**WHAT TO DO**.
With nothing added or dropped, copy the data that follows exactly.

**AVAILABLE DATA**.
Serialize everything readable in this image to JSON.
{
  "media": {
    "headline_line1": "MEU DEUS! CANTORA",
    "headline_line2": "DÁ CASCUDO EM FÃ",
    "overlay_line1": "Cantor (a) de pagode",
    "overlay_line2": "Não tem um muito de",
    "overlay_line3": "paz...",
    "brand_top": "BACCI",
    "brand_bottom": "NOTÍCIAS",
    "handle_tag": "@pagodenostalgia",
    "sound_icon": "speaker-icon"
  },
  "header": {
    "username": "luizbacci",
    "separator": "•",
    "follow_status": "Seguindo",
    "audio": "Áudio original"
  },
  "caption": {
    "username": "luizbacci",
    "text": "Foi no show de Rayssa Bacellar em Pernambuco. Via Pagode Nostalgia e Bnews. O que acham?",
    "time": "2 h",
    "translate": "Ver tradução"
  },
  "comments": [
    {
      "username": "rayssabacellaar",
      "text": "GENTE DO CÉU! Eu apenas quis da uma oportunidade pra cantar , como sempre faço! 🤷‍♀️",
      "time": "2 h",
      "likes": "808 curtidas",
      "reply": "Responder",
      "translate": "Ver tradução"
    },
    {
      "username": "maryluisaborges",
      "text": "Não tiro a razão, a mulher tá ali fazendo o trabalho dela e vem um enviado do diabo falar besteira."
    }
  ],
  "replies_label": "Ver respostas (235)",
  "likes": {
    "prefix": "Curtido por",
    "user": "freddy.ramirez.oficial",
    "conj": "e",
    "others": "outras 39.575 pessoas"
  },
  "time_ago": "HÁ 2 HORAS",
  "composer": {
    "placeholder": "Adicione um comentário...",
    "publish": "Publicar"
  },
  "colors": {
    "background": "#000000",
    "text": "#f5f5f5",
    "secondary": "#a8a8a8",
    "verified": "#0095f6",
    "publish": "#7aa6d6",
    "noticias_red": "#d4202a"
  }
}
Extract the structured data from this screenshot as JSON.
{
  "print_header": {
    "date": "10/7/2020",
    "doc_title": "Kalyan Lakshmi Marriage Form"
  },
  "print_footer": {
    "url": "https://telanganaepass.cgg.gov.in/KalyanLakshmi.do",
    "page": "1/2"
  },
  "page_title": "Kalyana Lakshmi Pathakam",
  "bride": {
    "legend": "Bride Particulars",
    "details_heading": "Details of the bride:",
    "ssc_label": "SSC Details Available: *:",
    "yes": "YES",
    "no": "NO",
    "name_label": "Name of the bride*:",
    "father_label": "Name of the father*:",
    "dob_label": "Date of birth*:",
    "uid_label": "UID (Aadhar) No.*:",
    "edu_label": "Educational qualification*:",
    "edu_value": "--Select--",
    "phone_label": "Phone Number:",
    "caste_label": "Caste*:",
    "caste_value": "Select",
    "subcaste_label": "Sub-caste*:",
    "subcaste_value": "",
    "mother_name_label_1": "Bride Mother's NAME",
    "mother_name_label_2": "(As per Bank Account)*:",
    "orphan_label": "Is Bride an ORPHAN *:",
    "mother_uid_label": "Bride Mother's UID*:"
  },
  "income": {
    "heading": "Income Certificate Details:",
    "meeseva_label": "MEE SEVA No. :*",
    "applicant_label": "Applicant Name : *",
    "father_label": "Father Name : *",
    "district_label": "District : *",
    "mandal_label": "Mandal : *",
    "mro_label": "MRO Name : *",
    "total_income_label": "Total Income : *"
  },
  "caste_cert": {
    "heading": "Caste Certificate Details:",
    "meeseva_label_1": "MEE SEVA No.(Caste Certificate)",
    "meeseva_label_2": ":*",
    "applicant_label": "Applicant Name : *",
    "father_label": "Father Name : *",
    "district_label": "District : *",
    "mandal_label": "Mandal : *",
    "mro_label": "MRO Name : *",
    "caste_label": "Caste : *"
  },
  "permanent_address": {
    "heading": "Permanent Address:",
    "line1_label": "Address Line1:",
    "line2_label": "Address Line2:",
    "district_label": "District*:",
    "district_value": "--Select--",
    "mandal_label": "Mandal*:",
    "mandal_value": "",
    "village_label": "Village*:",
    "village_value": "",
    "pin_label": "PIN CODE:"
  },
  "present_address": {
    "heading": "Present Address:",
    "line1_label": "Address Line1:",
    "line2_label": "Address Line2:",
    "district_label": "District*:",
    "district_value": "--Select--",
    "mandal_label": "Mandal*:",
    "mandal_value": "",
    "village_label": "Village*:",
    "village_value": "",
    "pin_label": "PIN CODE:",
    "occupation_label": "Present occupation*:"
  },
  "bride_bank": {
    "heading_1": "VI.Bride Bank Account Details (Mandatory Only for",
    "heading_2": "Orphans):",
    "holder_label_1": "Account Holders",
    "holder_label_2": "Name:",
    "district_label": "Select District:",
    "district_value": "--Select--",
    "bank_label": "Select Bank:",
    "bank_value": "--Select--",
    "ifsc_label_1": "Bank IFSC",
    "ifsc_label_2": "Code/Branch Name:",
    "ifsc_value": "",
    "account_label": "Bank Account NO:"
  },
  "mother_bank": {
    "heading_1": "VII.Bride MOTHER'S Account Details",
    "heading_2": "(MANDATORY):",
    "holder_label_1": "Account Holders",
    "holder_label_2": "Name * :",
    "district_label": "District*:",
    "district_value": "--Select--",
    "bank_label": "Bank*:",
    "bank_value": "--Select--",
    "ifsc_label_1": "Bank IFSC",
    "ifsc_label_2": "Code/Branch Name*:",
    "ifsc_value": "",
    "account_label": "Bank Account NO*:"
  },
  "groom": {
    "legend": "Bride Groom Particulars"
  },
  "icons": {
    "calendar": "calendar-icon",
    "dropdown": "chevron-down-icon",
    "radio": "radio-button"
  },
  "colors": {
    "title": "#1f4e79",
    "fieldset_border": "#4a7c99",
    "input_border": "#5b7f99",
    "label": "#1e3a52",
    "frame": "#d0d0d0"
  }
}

**EXPECTED OUTPUT**.
Serialize everything readable in this image to JSON.
{
  "media": {
    "headline_line1": "MEU DEUS! CANTORA",
    "headline_line2": "DÁ CASCUDO EM FÃ",
    "overlay_line1": "Cantor (a) de pagode",
    "overlay_line2": "Não tem um muito de",
    "overlay_line3": "paz...",
    "brand_top": "BACCI",
    "brand_bottom": "NOTÍCIAS",
    "handle_tag": "@pagodenostalgia",
    "sound_icon": "speaker-icon"
  },
  "header": {
    "username": "luizbacci",
    "separator": "•",
    "follow_status": "Seguindo",
    "audio": "Áudio original"
  },
  "caption": {
    "username": "luizbacci",
    "text": "Foi no show de Rayssa Bacellar em Pernambuco. Via Pagode Nostalgia e Bnews. O que acham?",
    "time": "2 h",
    "translate": "Ver tradução"
  },
  "comments": [
    {
      "username": "rayssabacellaar",
      "text": "GENTE DO CÉU! Eu apenas quis da uma oportunidade pra cantar , como sempre faço! 🤷‍♀️",
      "time": "2 h",
      "likes": "808 curtidas",
      "reply": "Responder",
      "translate": "Ver tradução"
    },
    {
      "username": "maryluisaborges",
      "text": "Não tiro a razão, a mulher tá ali fazendo o trabalho dela e vem um enviado do diabo falar besteira."
    }
  ],
  "replies_label": "Ver respostas (235)",
  "likes": {
    "prefix": "Curtido por",
    "user": "freddy.ramirez.oficial",
    "conj": "e",
    "others": "outras 39.575 pessoas"
  },
  "time_ago": "HÁ 2 HORAS",
  "composer": {
    "placeholder": "Adicione um comentário...",
    "publish": "Publicar"
  },
  "colors": {
    "background": "#000000",
    "text": "#f5f5f5",
    "secondary": "#a8a8a8",
    "verified": "#0095f6",
    "publish": "#7aa6d6",
    "noticias_red": "#d4202a"
  }
}
Extract the structured data from this screenshot as JSON.
{
  "print_header": {
    "date": "10/7/2020",
    "doc_title": "Kalyan Lakshmi Marriage Form"
  },
  "print_footer": {
    "url": "https://telanganaepass.cgg.gov.in/KalyanLakshmi.do",
    "page": "1/2"
  },
  "page_title": "Kalyana Lakshmi Pathakam",
  "bride": {
    "legend": "Bride Particulars",
    "details_heading": "Details of the bride:",
    "ssc_label": "SSC Details Available: *:",
    "yes": "YES",
    "no": "NO",
    "name_label": "Name of the bride*:",
    "father_label": "Name of the father*:",
    "dob_label": "Date of birth*:",
    "uid_label": "UID (Aadhar) No.*:",
    "edu_label": "Educational qualification*:",
    "edu_value": "--Select--",
    "phone_label": "Phone Number:",
    "caste_label": "Caste*:",
    "caste_value": "Select",
    "subcaste_label": "Sub-caste*:",
    "subcaste_value": "",
    "mother_name_label_1": "Bride Mother's NAME",
    "mother_name_label_2": "(As per Bank Account)*:",
    "orphan_label": "Is Bride an ORPHAN *:",
    "mother_uid_label": "Bride Mother's UID*:"
  },
  "income": {
    "heading": "Income Certificate Details:",
    "meeseva_label": "MEE SEVA No. :*",
    "applicant_label": "Applicant Name : *",
    "father_label": "Father Name : *",
    "district_label": "District : *",
    "mandal_label": "Mandal : *",
    "mro_label": "MRO Name : *",
    "total_income_label": "Total Income : *"
  },
  "caste_cert": {
    "heading": "Caste Certificate Details:",
    "meeseva_label_1": "MEE SEVA No.(Caste Certificate)",
    "meeseva_label_2": ":*",
    "applicant_label": "Applicant Name : *",
    "father_label": "Father Name : *",
    "district_label": "District : *",
    "mandal_label": "Mandal : *",
    "mro_label": "MRO Name : *",
    "caste_label": "Caste : *"
  },
  "permanent_address": {
    "heading": "Permanent Address:",
    "line1_label": "Address Line1:",
    "line2_label": "Address Line2:",
    "district_label": "District*:",
    "district_value": "--Select--",
    "mandal_label": "Mandal*:",
    "mandal_value": "",
    "village_label": "Village*:",
    "village_value": "",
    "pin_label": "PIN CODE:"
  },
  "present_address": {
    "heading": "Present Address:",
    "line1_label": "Address Line1:",
    "line2_label": "Address Line2:",
    "district_label": "District*:",
    "district_value": "--Select--",
    "mandal_label": "Mandal*:",
    "mandal_value": "",
    "village_label": "Village*:",
    "village_value": "",
    "pin_label": "PIN CODE:",
    "occupation_label": "Present occupation*:"
  },
  "bride_bank": {
    "heading_1": "VI.Bride Bank Account Details (Mandatory Only for",
    "heading_2": "Orphans):",
    "holder_label_1": "Account Holders",
    "holder_label_2": "Name:",
    "district_label": "Select District:",
    "district_value": "--Select--",
    "bank_label": "Select Bank:",
    "bank_value": "--Select--",
    "ifsc_label_1": "Bank IFSC",
    "ifsc_label_2": "Code/Branch Name:",
    "ifsc_value": "",
    "account_label": "Bank Account NO:"
  },
  "mother_bank": {
    "heading_1": "VII.Bride MOTHER'S Account Details",
    "heading_2": "(MANDATORY):",
    "holder_label_1": "Account Holders",
    "holder_label_2": "Name * :",
    "district_label": "District*:",
    "district_value": "--Select--",
    "bank_label": "Bank*:",
    "bank_value": "--Select--",
    "ifsc_label_1": "Bank IFSC",
    "ifsc_label_2": "Code/Branch Name*:",
    "ifsc_value": "",
    "account_label": "Bank Account NO*:"
  },
  "groom": {
    "legend": "Bride Groom Particulars"
  },
  "icons": {
    "calendar": "calendar-icon",
    "dropdown": "chevron-down-icon",
    "radio": "radio-button"
  },
  "colors": {
    "title": "#1f4e79",
    "fieldset_border": "#4a7c99",
    "input_border": "#5b7f99",
    "label": "#1e3a52",
    "frame": "#d0d0d0"
  }
}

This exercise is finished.